boy smiling while eating meal with family
Photo: WFP/Andy Higgins

“It’s been great to see that we’re supporting an organization that really takes seriously that people are people, they have their own history and can be their own agents of change,” said Shea.

Claudio: How do you maintain your passion for anthropology?

Shea: I see it in everything, so I don’t think it’s going to undo itself! I started becoming interested in archaeology based off movies, ultimately, and TV. I really think that, of course, television is not the end-all be-all, things are exaggerated, but it does give you a little glimpse into the different ways in which things work in other places. I like to watch a lot of TV that is not from America. I love Korean dramas, I love Japanese anime – and I use that as a jumping off point to look further. It leads to more understanding. I also do stay up on reading; I’m part of the American Anthropological Association – the triple A’s.

And I actually love Tik Tok because another sub-field of socio-cultural anthropology is digital anthropology, which is on the up because a lot of our sociality is taking place online. Especially if the metaverse takes off, we’re going to have to have a whole new definition of everything, of what identity is and what culture is as people start to make new cultures and ways of being human online. So I love looking at where that’s going.

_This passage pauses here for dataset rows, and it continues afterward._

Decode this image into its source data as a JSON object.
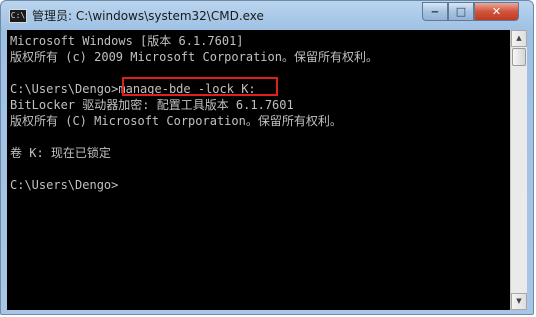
{
  "window": {
    "title": "管理员: C:\\windows\\system32\\CMD.exe",
    "icon": "cmd-icon",
    "controls": {
      "minimize_icon": "minimize-icon",
      "maximize_icon": "maximize-icon",
      "close_icon": "close-icon",
      "minimize_glyph": "‒",
      "maximize_glyph": "□",
      "close_glyph": "✕"
    }
  },
  "console": {
    "lines": [
      "Microsoft Windows [版本 6.1.7601]",
      "版权所有 (c) 2009 Microsoft Corporation。保留所有权利。",
      "",
      "C:\\Users\\Dengo>manage-bde -lock K:",
      "BitLocker 驱动器加密: 配置工具版本 6.1.7601",
      "版权所有 (C) Microsoft Corporation。保留所有权利。",
      "",
      "卷 K: 现在已锁定",
      "",
      "C:\\Users\\Dengo>"
    ],
    "highlighted_command": "manage-bde -lock K:",
    "colors": {
      "background": "#000000",
      "text": "#c0c0c0",
      "highlight_border": "#e02020"
    }
  },
  "scrollbar": {
    "up_glyph": "▲",
    "down_glyph": "▼"
  }
}
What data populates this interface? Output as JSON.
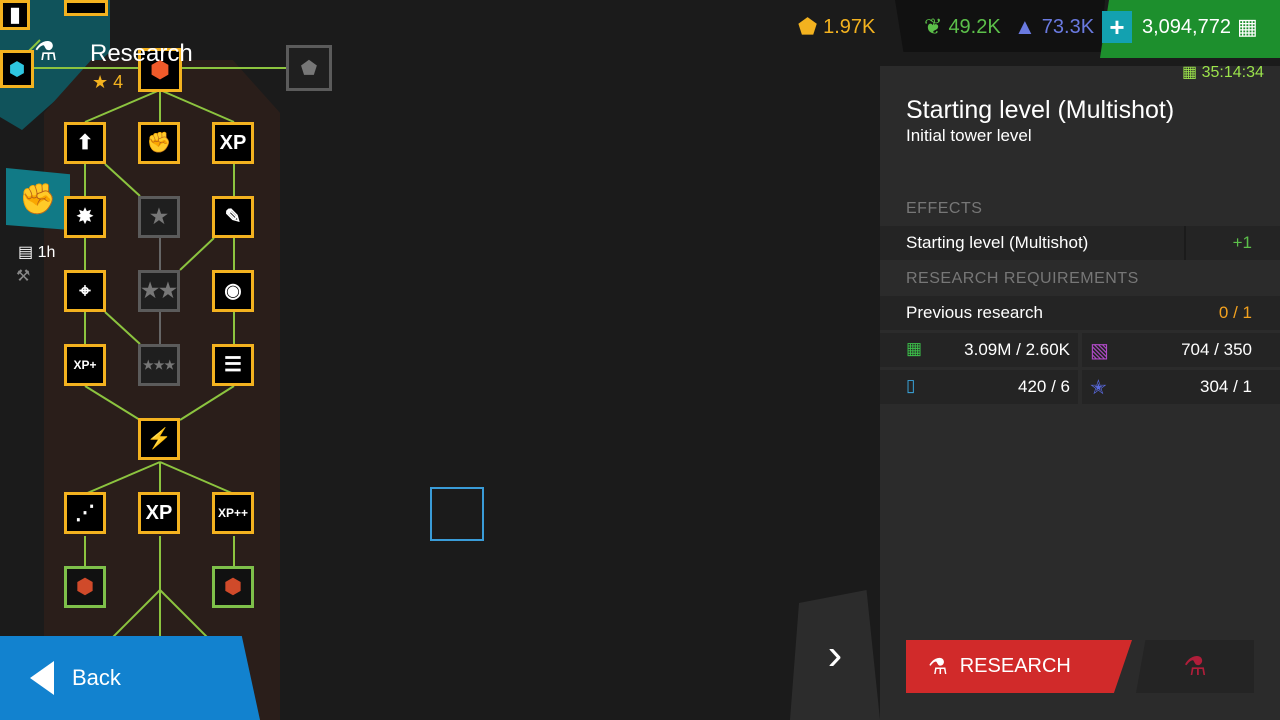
{
  "header": {
    "title": "Research",
    "stars": "4"
  },
  "side": {
    "timer": "1h"
  },
  "currencies": [
    {
      "name": "orange-gem",
      "value": "1.97K",
      "color": "#f3b21f"
    },
    {
      "name": "green-leaf",
      "value": "49.2K",
      "color": "#5cc04a"
    },
    {
      "name": "blue-mountain",
      "value": "73.3K",
      "color": "#6a7ae0"
    },
    {
      "name": "cash",
      "value": "3,094,772",
      "color": "#ffffff"
    }
  ],
  "countdown": "35:14:34",
  "panel": {
    "title": "Starting level (Multishot)",
    "subtitle": "Initial tower level",
    "effects_header": "EFFECTS",
    "effect_label": "Starting level (Multishot)",
    "effect_value": "+1",
    "req_header": "RESEARCH REQUIREMENTS",
    "prev_label": "Previous research",
    "prev_value": "0 / 1",
    "costs": [
      {
        "icon": "cash-icon",
        "value": "3.09M / 2.60K"
      },
      {
        "icon": "purple-stripes-icon",
        "value": "704 / 350"
      },
      {
        "icon": "xp-scroll-icon",
        "value": "420 / 6"
      },
      {
        "icon": "blue-star-card-icon",
        "value": "304 / 1"
      }
    ],
    "research_label": "RESEARCH"
  },
  "nav": {
    "back_label": "Back"
  },
  "tree_nodes": [
    {
      "name": "node-max-up",
      "glyph": "⬆",
      "state": "active"
    },
    {
      "name": "node-fist",
      "glyph": "✊",
      "state": "active"
    },
    {
      "name": "node-max-xp",
      "glyph": "XP",
      "state": "active"
    },
    {
      "name": "node-multishot",
      "glyph": "✸",
      "state": "active"
    },
    {
      "name": "node-star-1",
      "glyph": "★",
      "state": "locked"
    },
    {
      "name": "node-pen",
      "glyph": "✎",
      "state": "active"
    },
    {
      "name": "node-crosshair",
      "glyph": "⌖",
      "state": "active"
    },
    {
      "name": "node-star-2",
      "glyph": "★★",
      "state": "locked"
    },
    {
      "name": "node-gem",
      "glyph": "◉",
      "state": "active"
    },
    {
      "name": "node-xp-plus",
      "glyph": "XP+",
      "state": "active"
    },
    {
      "name": "node-star-3",
      "glyph": "★★★",
      "state": "locked"
    },
    {
      "name": "node-list",
      "glyph": "☰",
      "state": "active"
    },
    {
      "name": "node-lightning",
      "glyph": "⚡",
      "state": "active"
    },
    {
      "name": "node-shots",
      "glyph": "⋰",
      "state": "active"
    },
    {
      "name": "node-xp-card",
      "glyph": "XP",
      "state": "active"
    },
    {
      "name": "node-xp-plus-plus",
      "glyph": "XP++",
      "state": "active"
    },
    {
      "name": "node-red-cube-fist",
      "glyph": "⬢",
      "state": "green"
    },
    {
      "name": "node-red-cube-shot",
      "glyph": "⬢",
      "state": "green"
    }
  ]
}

Click here to learn more about the different backgrounds and roles of World Food Program USA staff members like Shea and Claudio.